Vol. 9, No. 3
~ Page 18 ~
We just received a long letter with regard to the propriety of sending a young child to a conservative denominational academy in preference to sending it to a public school where it is constantly bombarded with false doctrine, both religiously and socially corrupt. Several questions were raised, among them was this: Would an enrollment in such a denominational school constitute support of false doctrine?
Our answer may provide some thoughts of value to others involved in such problems. Part of our answer was that support involves showing compliance or agreement with the false doctrine. If simply being enrolled in such a school shows support of their false doctrine, then being enrolled in a public school shows support of the ungodly things that are taught and practiced there. Surely almost every person who may be able to read this would deny that being in a public school indicates support for all the things taught and practiced there. We are allowed to show our support or lack of it in various ways, and should show our disagreement in an appropriate, loving manner.
A parent who tries to shield his/her child from all contamination of any kind needs to understand that the child cannot be immunized to false doctrine or false living unless he/she is exposed to it in some fashion. Many parents have been surprised and disappointed when their child has gone away to college and been exposed to various religious, social or political theories that they had never heard discussed or refuted, and are led away into serious error.
Our conclusion at this time is that we should try to keep our children from being exposed to such ungodliness and false doctrine that we cannot properly refute, but an effort to put them in a monastery where they are not allowed to face the trials and temptations of life is counter productive. It is probable that the idea of balance is appropriate in this situation, as in most others. For example, if one never bears any burden, trial or testing in a physical way, he becomes weak and ineffective. However, if he is burdened unduly, like trying to put a hundred pound weight on a little child, he may be broken and unfit for service. That principle is so applicable in almost any area. A parent who is so afraid of a child being hurt that the child is not allowed to even try to learn to roller skate, ride a tricycle or climb a tree may so stunt the child's growth, both physically and psychologically that he is practically useless in society. However, the parent who allows the little child to ride a motorcycle or climb a big tree without supervision and guidance is probably an unfit parent.
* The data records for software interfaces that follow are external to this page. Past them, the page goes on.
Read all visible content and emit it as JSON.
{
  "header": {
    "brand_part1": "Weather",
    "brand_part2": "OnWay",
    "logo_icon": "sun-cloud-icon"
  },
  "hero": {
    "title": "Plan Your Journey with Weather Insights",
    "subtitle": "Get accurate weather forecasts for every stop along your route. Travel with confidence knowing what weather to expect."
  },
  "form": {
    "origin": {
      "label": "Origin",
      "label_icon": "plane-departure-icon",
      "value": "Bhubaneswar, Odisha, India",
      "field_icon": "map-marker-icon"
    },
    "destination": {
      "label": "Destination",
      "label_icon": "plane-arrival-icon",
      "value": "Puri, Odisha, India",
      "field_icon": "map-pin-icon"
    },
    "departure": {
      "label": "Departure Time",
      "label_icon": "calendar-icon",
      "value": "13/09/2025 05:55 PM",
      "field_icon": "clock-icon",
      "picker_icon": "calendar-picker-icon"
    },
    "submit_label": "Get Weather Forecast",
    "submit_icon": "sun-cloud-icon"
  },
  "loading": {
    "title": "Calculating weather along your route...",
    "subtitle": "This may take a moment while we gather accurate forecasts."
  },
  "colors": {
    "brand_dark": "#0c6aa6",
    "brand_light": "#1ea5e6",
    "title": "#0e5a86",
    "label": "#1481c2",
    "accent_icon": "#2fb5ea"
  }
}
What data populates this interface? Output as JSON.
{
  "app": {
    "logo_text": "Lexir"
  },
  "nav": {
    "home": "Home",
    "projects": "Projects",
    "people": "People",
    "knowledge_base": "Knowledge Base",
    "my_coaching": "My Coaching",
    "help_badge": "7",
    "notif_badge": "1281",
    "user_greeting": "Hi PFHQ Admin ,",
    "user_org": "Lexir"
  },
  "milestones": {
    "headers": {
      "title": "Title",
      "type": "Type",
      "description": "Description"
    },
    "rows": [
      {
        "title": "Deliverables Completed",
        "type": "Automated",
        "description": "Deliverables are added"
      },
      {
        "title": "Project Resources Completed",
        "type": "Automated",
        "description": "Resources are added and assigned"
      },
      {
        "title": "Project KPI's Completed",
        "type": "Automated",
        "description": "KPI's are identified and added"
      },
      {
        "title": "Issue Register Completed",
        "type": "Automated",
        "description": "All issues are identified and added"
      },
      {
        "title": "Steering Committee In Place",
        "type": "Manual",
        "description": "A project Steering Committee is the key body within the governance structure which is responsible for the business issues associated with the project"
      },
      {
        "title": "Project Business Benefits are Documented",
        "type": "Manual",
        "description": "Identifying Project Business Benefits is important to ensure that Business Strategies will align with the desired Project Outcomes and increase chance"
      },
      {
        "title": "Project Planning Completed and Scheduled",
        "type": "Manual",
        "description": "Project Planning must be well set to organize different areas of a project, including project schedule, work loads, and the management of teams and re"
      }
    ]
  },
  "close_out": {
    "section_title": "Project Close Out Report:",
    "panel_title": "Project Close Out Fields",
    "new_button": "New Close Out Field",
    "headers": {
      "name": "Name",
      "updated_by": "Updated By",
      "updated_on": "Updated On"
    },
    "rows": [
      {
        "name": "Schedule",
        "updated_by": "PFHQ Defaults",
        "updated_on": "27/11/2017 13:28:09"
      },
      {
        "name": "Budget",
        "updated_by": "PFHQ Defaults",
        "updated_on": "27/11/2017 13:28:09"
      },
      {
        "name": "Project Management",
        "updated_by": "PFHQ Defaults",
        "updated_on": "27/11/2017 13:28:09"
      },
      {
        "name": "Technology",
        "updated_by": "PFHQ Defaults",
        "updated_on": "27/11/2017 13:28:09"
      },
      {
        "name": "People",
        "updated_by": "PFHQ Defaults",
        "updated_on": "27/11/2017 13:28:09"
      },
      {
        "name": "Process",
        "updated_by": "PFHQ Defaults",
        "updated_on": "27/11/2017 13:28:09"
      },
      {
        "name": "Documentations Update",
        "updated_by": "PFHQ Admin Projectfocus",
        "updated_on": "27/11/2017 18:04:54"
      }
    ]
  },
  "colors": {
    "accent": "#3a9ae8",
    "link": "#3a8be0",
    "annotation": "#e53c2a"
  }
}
So a parent may support false teaching if he allows his child to go into any situation, either public or private schools, where false doctrine and ungodly living is upheld or condoned without showing the error and danger of such. But the parent does not support false teaching simply by allowing his child to be exposed to it. There is a danger of a young (or old) preacher attending a denominational graduate school where he is exposed to false doctrine, but simply attending does not equate with supporting.